Learning about disability

a health worker speaking to a woman using crutches.
I'm so glad you suggested that I examine your chest. The reason you have been getting out of breath is because you have asthma. It has nothing to do with your disability.
Listen to what a woman with disability tells you about her health. Later you can ask her whether or not she feels her disability affects her health problem.

Doctors and other health workers are usually trained to treat only people without disabilities. They often learn very little about disability in their education. Their only contact with disabled people may be in trying to `cure' their disability.

Health workers need to learn more about disabilities. They have to learn how a specific disability may affect aspects of a woman's life, such as getting pregnant or growing >older.

One good way for health workers to learn more about disability is to include women with disabilities in training programs. Health workers will gain confidence by learning from the experiences of women with disabilities, and they will learn how to best teach health workers to make their care disability-friendly.

Health workers learn from women with disabilities

The health ministry in Uganda surveyed and talked with midwives and traditional birth attendants across the country to find out what information they needed to do their jobs better. Several of them said they needed more information about how to how to help women with disabilities.

a male doctor speaking to a group of health workers; one of them responds.
Next week, the Blind Women's Association will speak to us.
Wonderful! I need to know how to help a woman who is blind get information about family planning.

Now, the health ministry in Uganda is beginning to organize training sessions to share more information about disabled women's health. Women with disabilities help lead the training sessions. By sharing their experiences with health workers, women with disabilities can answer questions about good ways to treat disabled women. And, health workers and disabled
women are able to learn from each other.

When a woman with a disability comes to see you for a health problem, remember she is a woman, just like any other woman. First, ask her why she has come to see you and how you can help her. Do not assume it is because of her disability.

Encourage her to ask questions. That way, she can explain her problems. Respect her opinions. After all, she understands her health problems better than anyone else and can make good decisions about her treatment.

Help her relax and give her time to express her unspoken questions. This will help her not to be afraid. Sometimes a woman with a disability may not have the confidence to ask questions about what is really worrying her. Or she may not have enough privacy. But you can help reduce the fears of women with disabilities, help them become more confident, and get the information and care they need.

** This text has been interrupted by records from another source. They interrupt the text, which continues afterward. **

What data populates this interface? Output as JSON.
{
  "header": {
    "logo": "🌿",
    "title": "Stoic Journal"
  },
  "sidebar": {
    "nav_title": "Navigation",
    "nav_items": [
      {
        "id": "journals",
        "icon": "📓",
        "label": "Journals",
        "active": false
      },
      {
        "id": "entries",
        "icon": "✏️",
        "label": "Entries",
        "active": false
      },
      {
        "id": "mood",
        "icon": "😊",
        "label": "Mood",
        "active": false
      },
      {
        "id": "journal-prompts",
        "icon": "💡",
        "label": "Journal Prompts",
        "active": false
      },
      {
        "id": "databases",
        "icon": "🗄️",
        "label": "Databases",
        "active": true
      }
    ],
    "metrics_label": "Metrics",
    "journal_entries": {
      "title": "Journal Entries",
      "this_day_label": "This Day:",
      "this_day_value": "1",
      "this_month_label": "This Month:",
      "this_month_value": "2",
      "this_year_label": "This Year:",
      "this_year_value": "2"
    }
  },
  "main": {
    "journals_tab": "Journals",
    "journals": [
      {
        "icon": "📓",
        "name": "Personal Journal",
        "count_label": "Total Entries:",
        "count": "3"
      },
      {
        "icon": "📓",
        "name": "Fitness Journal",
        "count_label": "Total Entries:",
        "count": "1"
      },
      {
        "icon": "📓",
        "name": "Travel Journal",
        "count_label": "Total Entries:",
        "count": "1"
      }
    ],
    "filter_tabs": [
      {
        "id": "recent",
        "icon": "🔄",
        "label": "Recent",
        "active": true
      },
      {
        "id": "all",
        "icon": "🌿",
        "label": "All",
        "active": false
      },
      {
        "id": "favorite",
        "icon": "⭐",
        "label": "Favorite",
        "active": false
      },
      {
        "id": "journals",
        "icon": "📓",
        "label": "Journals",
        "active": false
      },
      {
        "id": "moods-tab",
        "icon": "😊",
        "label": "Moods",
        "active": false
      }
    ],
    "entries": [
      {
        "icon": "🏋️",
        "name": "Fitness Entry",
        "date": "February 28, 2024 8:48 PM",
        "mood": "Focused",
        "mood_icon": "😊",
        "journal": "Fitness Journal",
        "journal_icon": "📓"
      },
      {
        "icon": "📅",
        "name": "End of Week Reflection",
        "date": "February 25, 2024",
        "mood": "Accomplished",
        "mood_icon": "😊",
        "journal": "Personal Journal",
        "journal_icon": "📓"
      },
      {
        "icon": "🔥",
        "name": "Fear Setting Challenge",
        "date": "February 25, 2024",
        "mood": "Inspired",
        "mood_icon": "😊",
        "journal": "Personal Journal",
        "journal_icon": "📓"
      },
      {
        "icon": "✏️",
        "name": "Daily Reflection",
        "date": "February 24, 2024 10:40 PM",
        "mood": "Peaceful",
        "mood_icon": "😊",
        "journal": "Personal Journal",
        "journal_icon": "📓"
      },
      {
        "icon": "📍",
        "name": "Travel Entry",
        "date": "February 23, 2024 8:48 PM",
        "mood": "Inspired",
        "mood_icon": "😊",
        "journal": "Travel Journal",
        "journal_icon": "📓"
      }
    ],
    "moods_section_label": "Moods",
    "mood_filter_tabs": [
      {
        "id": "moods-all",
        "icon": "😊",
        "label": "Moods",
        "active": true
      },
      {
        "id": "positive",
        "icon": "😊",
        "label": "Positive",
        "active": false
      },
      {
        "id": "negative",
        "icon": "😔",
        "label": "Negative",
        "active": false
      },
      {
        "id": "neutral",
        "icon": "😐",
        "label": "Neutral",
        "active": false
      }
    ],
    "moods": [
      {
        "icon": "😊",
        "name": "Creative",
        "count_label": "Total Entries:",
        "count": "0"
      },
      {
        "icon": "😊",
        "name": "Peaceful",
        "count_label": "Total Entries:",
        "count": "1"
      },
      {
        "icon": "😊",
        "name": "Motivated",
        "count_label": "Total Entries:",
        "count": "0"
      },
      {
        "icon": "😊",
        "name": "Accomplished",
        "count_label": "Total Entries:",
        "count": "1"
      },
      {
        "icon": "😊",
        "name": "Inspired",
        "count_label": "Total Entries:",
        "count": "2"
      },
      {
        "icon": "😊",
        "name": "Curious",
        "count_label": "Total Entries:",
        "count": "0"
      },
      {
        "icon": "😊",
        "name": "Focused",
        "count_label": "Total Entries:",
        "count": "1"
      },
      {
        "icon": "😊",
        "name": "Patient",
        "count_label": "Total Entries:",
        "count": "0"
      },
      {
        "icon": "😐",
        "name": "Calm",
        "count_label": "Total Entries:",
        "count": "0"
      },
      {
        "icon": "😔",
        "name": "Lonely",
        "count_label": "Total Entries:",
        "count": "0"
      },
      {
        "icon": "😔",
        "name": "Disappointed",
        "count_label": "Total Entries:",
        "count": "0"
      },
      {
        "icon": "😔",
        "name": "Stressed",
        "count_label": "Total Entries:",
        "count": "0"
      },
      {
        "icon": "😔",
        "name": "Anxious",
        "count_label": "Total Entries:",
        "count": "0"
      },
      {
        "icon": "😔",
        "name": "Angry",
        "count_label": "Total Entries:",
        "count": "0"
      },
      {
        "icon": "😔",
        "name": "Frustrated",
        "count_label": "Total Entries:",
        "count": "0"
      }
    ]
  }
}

a woman using sign language.

In my ideal clinic the health worker would say: "Is there something about your disability you think I should know? Tell me about how your disability affects your health care."
Ask people with disabilities how they would like you to do things. And when they ask questions, you do not have to have all of the answers. It is fine to admit you do not know something, and then offer to find the information they need.

Helping women with particular disabilities

A woman who is blind or has difficulty seeing

a blind woman speaking.
Explain to me where I am and guide me to a chair or exam table. Do not leave me in the middle of a room.
  • Unless it is an emergency, do not touch the woman before telling her who you are.
  • Do not think she cannot see you at all.
  • Speak in your normal voice.
  • If she has a stick, do not take it away from her at any time.
  • Say good-bye before walking away or leaving.

A woman who is deaf or has difficulty hearing

a woman using sign language.
Look at me and not at my sign language interpreter or at the family member who interprets my home signs.
  • Make sure you have her attention before speaking. If she is not facing you, touch her gently on the shoulder.
  • Do not shout or exaggerate your speech.
  • Look directly at her, and do not cover your mouth with anything.
  • Ask her what is the best way of communicating.

A woman who has difficulty moving

a woman in a wheelchair speaking.
Speak directly with me and not to my family member or caregiver.
  • Do not assume she is mentally slow.
  • If possible, sit so that you are at eye level with her.
  • Do not move any crutches, sticks, walkers, or wheelchairs without the woman's permission or without arranging for their return.
  • If she is a wheelchair user, do not lean on or touch her wheelchair without her permission.

A woman who does not speak clearly

a woman speaking.
Do not pretend you understand me if you do not.
  • Even though her speech may be slow or difficult to understand, this does not mean she has any difficulties learning or understanding.
  • Ask her to repeat anything you do not understand.
  • Ask questions she can answer by "yes" or "no."
  • Let her take as much time as she needs to explain her problem. Be patient.

A woman who has trouble learning or understanding

a woman speaking.
Give me one piece of information at a time and repeat it if necessary.
  • Use simple words and short sentences.
  • Be polite and patient, and do not treat her like a child.